Data shown START

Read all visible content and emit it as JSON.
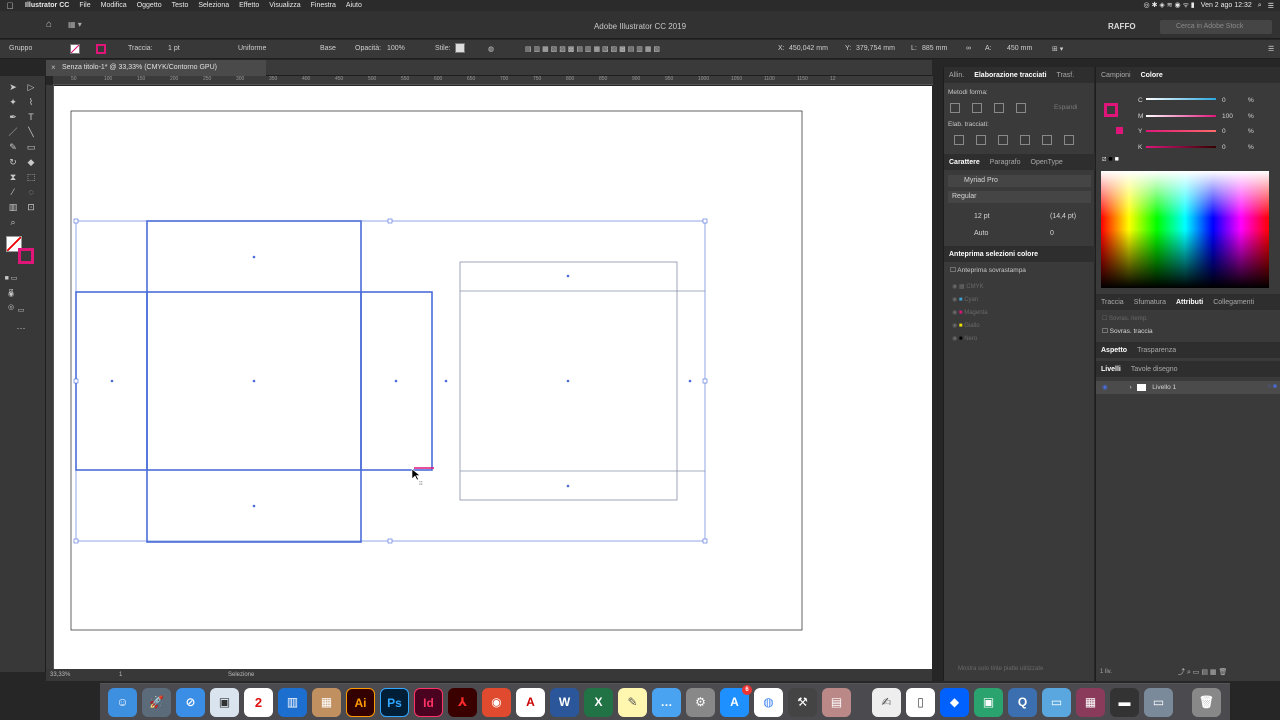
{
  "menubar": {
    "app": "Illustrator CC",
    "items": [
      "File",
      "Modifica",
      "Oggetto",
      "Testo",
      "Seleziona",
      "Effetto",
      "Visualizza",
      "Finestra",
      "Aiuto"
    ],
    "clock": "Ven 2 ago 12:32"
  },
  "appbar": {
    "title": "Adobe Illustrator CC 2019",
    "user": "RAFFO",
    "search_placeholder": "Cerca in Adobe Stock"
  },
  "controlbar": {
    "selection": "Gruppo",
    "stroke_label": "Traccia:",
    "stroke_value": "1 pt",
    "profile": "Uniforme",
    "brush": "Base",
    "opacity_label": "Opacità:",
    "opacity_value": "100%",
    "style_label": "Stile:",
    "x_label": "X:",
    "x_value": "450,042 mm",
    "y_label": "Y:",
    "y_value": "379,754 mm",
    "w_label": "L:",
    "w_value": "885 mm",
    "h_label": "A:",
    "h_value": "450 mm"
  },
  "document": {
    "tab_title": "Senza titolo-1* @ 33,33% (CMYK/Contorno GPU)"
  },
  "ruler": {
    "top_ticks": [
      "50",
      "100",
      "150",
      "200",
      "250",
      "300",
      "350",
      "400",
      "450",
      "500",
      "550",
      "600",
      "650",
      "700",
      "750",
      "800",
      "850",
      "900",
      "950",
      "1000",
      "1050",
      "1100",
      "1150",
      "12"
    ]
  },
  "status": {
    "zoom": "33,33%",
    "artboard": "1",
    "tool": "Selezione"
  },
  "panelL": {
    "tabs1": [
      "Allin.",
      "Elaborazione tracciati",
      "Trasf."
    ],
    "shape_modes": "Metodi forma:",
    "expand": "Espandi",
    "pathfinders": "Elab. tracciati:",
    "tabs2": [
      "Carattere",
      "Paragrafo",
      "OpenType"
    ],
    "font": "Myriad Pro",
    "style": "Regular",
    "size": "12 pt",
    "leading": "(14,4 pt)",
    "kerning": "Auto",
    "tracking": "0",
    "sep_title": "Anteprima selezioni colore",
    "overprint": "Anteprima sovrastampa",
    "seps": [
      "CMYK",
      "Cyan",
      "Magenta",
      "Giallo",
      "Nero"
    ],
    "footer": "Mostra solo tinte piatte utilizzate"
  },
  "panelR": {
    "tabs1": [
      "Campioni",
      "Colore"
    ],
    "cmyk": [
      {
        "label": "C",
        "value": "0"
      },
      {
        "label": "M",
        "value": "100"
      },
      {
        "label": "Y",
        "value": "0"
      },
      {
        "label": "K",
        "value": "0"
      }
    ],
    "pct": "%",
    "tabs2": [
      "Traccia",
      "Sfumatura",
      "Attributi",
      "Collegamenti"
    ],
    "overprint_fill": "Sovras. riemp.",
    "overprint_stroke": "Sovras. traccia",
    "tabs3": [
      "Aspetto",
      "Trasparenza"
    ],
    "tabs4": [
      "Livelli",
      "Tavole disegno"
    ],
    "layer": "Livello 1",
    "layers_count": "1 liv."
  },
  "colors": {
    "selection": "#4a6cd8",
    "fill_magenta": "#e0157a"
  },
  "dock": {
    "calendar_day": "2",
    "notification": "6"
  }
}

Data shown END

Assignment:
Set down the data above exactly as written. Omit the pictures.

The answer:
Read all visible content and emit it as JSON.
{
  "menubar": {
    "app": "Illustrator CC",
    "items": [
      "File",
      "Modifica",
      "Oggetto",
      "Testo",
      "Seleziona",
      "Effetto",
      "Visualizza",
      "Finestra",
      "Aiuto"
    ],
    "clock": "Ven 2 ago 12:32"
  },
  "appbar": {
    "title": "Adobe Illustrator CC 2019",
    "user": "RAFFO",
    "search_placeholder": "Cerca in Adobe Stock"
  },
  "controlbar": {
    "selection": "Gruppo",
    "stroke_label": "Traccia:",
    "stroke_value": "1 pt",
    "profile": "Uniforme",
    "brush": "Base",
    "opacity_label": "Opacità:",
    "opacity_value": "100%",
    "style_label": "Stile:",
    "x_label": "X:",
    "x_value": "450,042 mm",
    "y_label": "Y:",
    "y_value": "379,754 mm",
    "w_label": "L:",
    "w_value": "885 mm",
    "h_label": "A:",
    "h_value": "450 mm"
  },
  "document": {
    "tab_title": "Senza titolo-1* @ 33,33% (CMYK/Contorno GPU)"
  },
  "ruler": {
    "top_ticks": [
      "50",
      "100",
      "150",
      "200",
      "250",
      "300",
      "350",
      "400",
      "450",
      "500",
      "550",
      "600",
      "650",
      "700",
      "750",
      "800",
      "850",
      "900",
      "950",
      "1000",
      "1050",
      "1100",
      "1150",
      "12"
    ]
  },
  "status": {
    "zoom": "33,33%",
    "artboard": "1",
    "tool": "Selezione"
  },
  "panelL": {
    "tabs1": [
      "Allin.",
      "Elaborazione tracciati",
      "Trasf."
    ],
    "shape_modes": "Metodi forma:",
    "expand": "Espandi",
    "pathfinders": "Elab. tracciati:",
    "tabs2": [
      "Carattere",
      "Paragrafo",
      "OpenType"
    ],
    "font": "Myriad Pro",
    "style": "Regular",
    "size": "12 pt",
    "leading": "(14,4 pt)",
    "kerning": "Auto",
    "tracking": "0",
    "sep_title": "Anteprima selezioni colore",
    "overprint": "Anteprima sovrastampa",
    "seps": [
      "CMYK",
      "Cyan",
      "Magenta",
      "Giallo",
      "Nero"
    ],
    "footer": "Mostra solo tinte piatte utilizzate"
  },
  "panelR": {
    "tabs1": [
      "Campioni",
      "Colore"
    ],
    "cmyk": [
      {
        "label": "C",
        "value": "0"
      },
      {
        "label": "M",
        "value": "100"
      },
      {
        "label": "Y",
        "value": "0"
      },
      {
        "label": "K",
        "value": "0"
      }
    ],
    "pct": "%",
    "tabs2": [
      "Traccia",
      "Sfumatura",
      "Attributi",
      "Collegamenti"
    ],
    "overprint_fill": "Sovras. riemp.",
    "overprint_stroke": "Sovras. traccia",
    "tabs3": [
      "Aspetto",
      "Trasparenza"
    ],
    "tabs4": [
      "Livelli",
      "Tavole disegno"
    ],
    "layer": "Livello 1",
    "layers_count": "1 liv."
  },
  "colors": {
    "selection": "#4a6cd8",
    "fill_magenta": "#e0157a"
  },
  "dock": {
    "calendar_day": "2",
    "notification": "6"
  }
}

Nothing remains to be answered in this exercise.